Researchers Hack Linux-Powered, Self-Aiming Smart Rifle, Causing It To Change Targets
Earlier this month, security researchers demonstrated the ability to remotely hijack virtually all controls in a Jeep Cherokee, including steering and braking. And now we're finding out that hackers can disable or change the target of a computer-aided sniper rifle. Scary times we live in, folks.
Security researchers Runa Sandvik and Michael Auger developed techniques to hack TrackingPoint's self-aiming rifles through their Wi-Fi connections. Once inside, their methods allow an attacker to stop the rifle from firing, miss a target, or change the target to one of their choosing.
These are Linux-powered rifles with high-tech self-aiming systems built into them. Things like wind, temperature, and even the weight of the bullet are all factored in when aiming at a target. When the trigger is pulled, the rifle then calculates the precise time to activate the firing pin, allowing even inexperienced shooters to consistent hit targets even a mile away.
The Wi-Fi on these rifles is disabled by default, though should the user turn it on in order to stream video, a hacker can break in and wreak havoc. In a demonstration provided to Wired, the researchers showed their hack altering a rifle so that it would hit a bulls eye that was 2.5 feet away from the originally intended target.

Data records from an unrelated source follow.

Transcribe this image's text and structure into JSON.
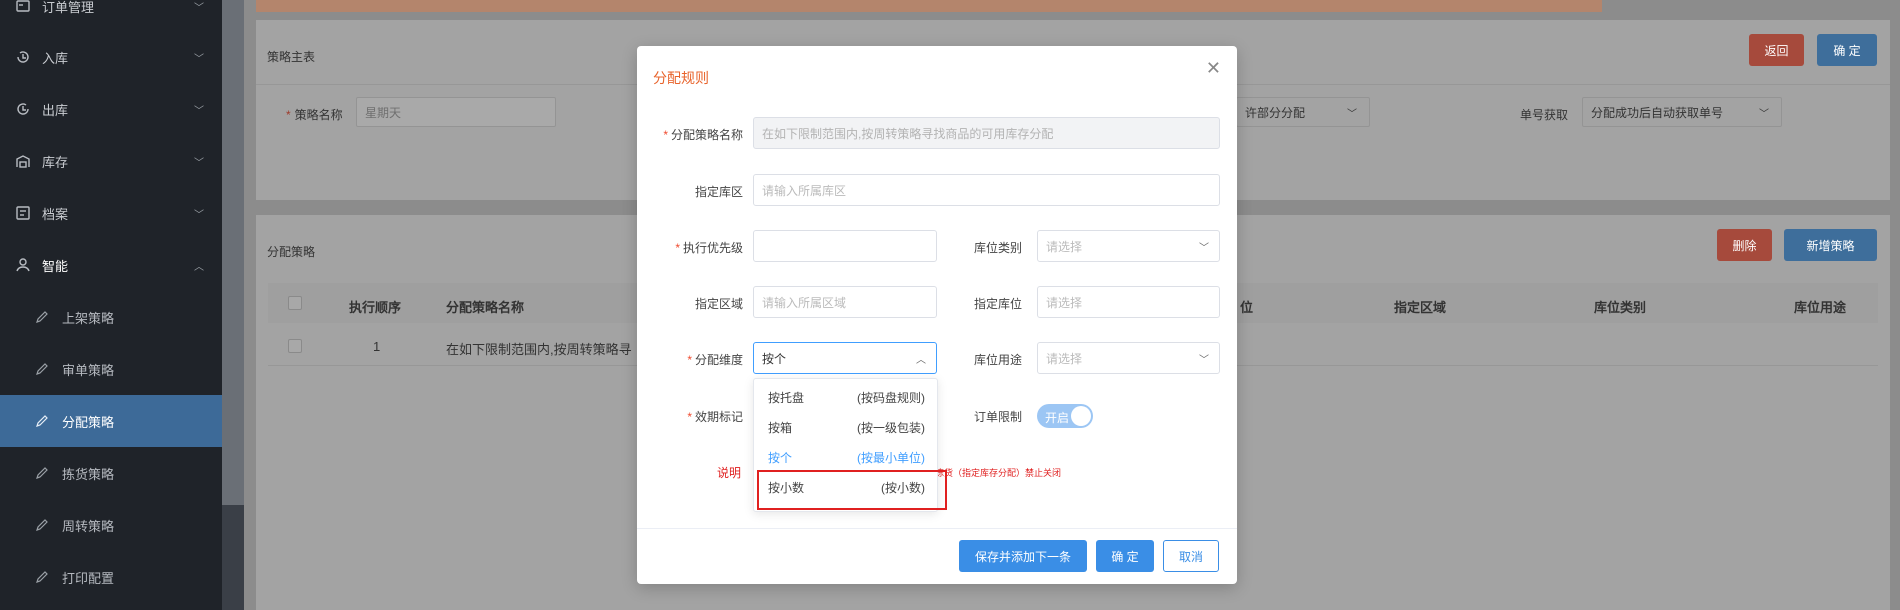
{
  "sidebar": {
    "menu": [
      {
        "label": "订单管理",
        "icon": "order-icon"
      },
      {
        "label": "入库",
        "icon": "inbound-icon"
      },
      {
        "label": "出库",
        "icon": "outbound-icon"
      },
      {
        "label": "库存",
        "icon": "inventory-icon"
      },
      {
        "label": "档案",
        "icon": "archive-icon"
      },
      {
        "label": "智能",
        "icon": "smart-icon"
      }
    ],
    "submenu": [
      {
        "label": "上架策略",
        "icon": "strategy-icon"
      },
      {
        "label": "审单策略",
        "icon": "strategy-icon"
      },
      {
        "label": "分配策略",
        "icon": "strategy-icon"
      },
      {
        "label": "拣货策略",
        "icon": "strategy-icon"
      },
      {
        "label": "周转策略",
        "icon": "strategy-icon"
      },
      {
        "label": "打印配置",
        "icon": "strategy-icon"
      }
    ]
  },
  "main": {
    "header_section": {
      "title": "策略主表",
      "back_label": "返回",
      "confirm_label": "确 定",
      "name_label": "策略名称",
      "name_value": "星期天",
      "partial_select": "许部分分配",
      "order_no_label": "单号获取",
      "order_no_value": "分配成功后自动获取单号"
    },
    "alloc_section": {
      "title": "分配策略",
      "delete_label": "删除",
      "add_label": "新增策略",
      "columns": [
        "执行顺序",
        "分配策略名称",
        "位",
        "指定区域",
        "库位类别",
        "库位用途"
      ],
      "rows": [
        {
          "order": "1",
          "name": "在如下限制范围内,按周转策略寻"
        }
      ]
    }
  },
  "dialog": {
    "title": "分配规则",
    "fields": {
      "rule_name_label": "分配策略名称",
      "rule_name_value": "在如下限制范围内,按周转策略寻找商品的可用库存分配",
      "zone_label": "指定库区",
      "zone_placeholder": "请输入所属库区",
      "priority_label": "执行优先级",
      "loc_type_label": "库位类别",
      "loc_type_placeholder": "请选择",
      "area_label": "指定区域",
      "area_placeholder": "请输入所属区域",
      "location_label": "指定库位",
      "location_placeholder": "请选择",
      "dimension_label": "分配维度",
      "dimension_value": "按个",
      "loc_use_label": "库位用途",
      "loc_use_placeholder": "请选择",
      "expiry_label": "效期标记",
      "order_limit_label": "订单限制",
      "order_limit_toggle": "开启",
      "explain_label": "说明",
      "explain_text": "拣货（指定库存分配）禁止关闭"
    },
    "footer": {
      "save_next_label": "保存并添加下一条",
      "ok_label": "确 定",
      "cancel_label": "取消"
    },
    "dropdown": [
      {
        "name": "按托盘",
        "desc": "(按码盘规则)",
        "selected": false
      },
      {
        "name": "按箱",
        "desc": "(按一级包装)",
        "selected": false
      },
      {
        "name": "按个",
        "desc": "(按最小单位)",
        "selected": true
      },
      {
        "name": "按小数",
        "desc": "(按小数)",
        "selected": false
      }
    ]
  }
}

TrackingPoint is aware of the research and said it's working patch the rifle's vulnerabilities.